Teaching during the coronavirus era requires substantial resources that not all teachers or schools possess. My school has remodeled and provided masks and extensive cleaning supplies. I frequently put in 10-hour days, with more work still to be done when I return home. Our school has been able to bear the financial brunt of changes, and my family has picked up my share of everything else.

There’s also an emotional burden to bear. To protect my own parents, I haven’t hugged them since February, but they’ve been very supportive. I’m able to be fully present for my students and their families because I have the support of my family, especially my husband. He’s working from home and is around for our children while they’re at school virtually. It’s a huge relief that he’s there, but I still feel terribly guilty that I’m not, even though our children are both well-adjusted teenagers.

The past six months have been an impossibly challenging time for working parents of young children, especially for families with one parent. If I were a working mother of young children, I’d need someone willing to provide education and care for my children so that I could do my job. I hope to fill that need for my students’ families.

Preparing for the year was physically and mentally exhausting. Our school has made so many structural and procedural changes to comply with new guidelines. My own classroom has undergone a complete overhaul to accommodate the spacing requirements as well as the needs of our older students. Having one of my favorite people, Carrie, as a brilliant, hard-working teaching partner has been essential. Before classes began, we came to school on nights and weekends to get our classroom ready.

It’s been an extraordinary amount of work made completely worthwhile the moment children stepped in the room. Our open house was such a joyous experience it felt like a family reunion; so many of our students hadn’t seen anyone outside of their home since we closed our doors in March. We had our three ceiling fans on high, the windows open and everyone in masks, but we were all quietly aware of each other’s space and presence.

The first day of school was the first time I felt any anxiety about the school year. I tried to pump myself up listening to music in the shower but chose “One Day More” from “Les Misérables” and ended up crying a little.

Our first few weeks have been as grueling as they have been rewarding. The hard stuff was what I expected: grief, cleaning, hand-washing, mask-wearing, distance-keeping, sneeze patrol and prevention, more cleaning and more protocols. Montessori teachers do much of their work quietly, unobtrusively and behind the scenes, but there are times now when I feel like an auctioneer. I’m directing children, giving lessons, listening, taking notes and observing, all at the same time, all day long.
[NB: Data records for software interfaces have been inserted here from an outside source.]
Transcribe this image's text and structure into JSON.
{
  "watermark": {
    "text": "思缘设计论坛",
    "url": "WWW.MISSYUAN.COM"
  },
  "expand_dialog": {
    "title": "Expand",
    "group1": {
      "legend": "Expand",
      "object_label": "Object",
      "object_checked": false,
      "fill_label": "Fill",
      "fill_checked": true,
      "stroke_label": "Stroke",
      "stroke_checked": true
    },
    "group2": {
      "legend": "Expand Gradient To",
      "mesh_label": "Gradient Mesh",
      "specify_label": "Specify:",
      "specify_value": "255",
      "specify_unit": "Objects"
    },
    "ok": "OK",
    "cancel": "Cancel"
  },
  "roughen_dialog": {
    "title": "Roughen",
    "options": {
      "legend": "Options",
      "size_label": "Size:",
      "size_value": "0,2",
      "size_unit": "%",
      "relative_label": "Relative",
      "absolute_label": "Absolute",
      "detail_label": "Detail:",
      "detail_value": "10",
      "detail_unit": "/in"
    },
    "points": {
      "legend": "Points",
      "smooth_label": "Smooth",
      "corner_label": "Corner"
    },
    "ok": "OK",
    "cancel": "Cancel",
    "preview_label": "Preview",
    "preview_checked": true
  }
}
What I didn’t expect was to feel such a close bond with my colleagues and to be completely enchanted by the little children we teach. My 4- and 5-year-old students experienced an abrupt end to their normal lives, endured six months of isolation and yet on the very first day of school, children were composing music and painting maps of Asia. My students are a constant source of delight. Take, for example the 4-year-old girl who this afternoon examined some muddy water and told me, “I’m a scientist. We discovered that it could be goo . . . black venom . . . or animal throw-up.” So many choices!

My early thought process was about making this experience safe and wonderful for my students. Now that we’re settling into this new way of life, I want to do everything I can not to lose this opportunity — not just for them but for myself. Keeping us all safe and healthy AND learning is hard, hard work, but I’m focused and determined to give it my all. My efforts are guided by Maria Montessori’s statement that “The child is both a hope and a promise for mankind.”

Photos by Carol Van Houten. Design by J.C. Reed and Dwuan June.

We noticed you’re blocking ads!

Keep supporting great journalism by turning off your ad blocker. Or purchase a subscription for unlimited access to real news you can count on.
Unblock ads
Questions about why you are seeing this? Contact us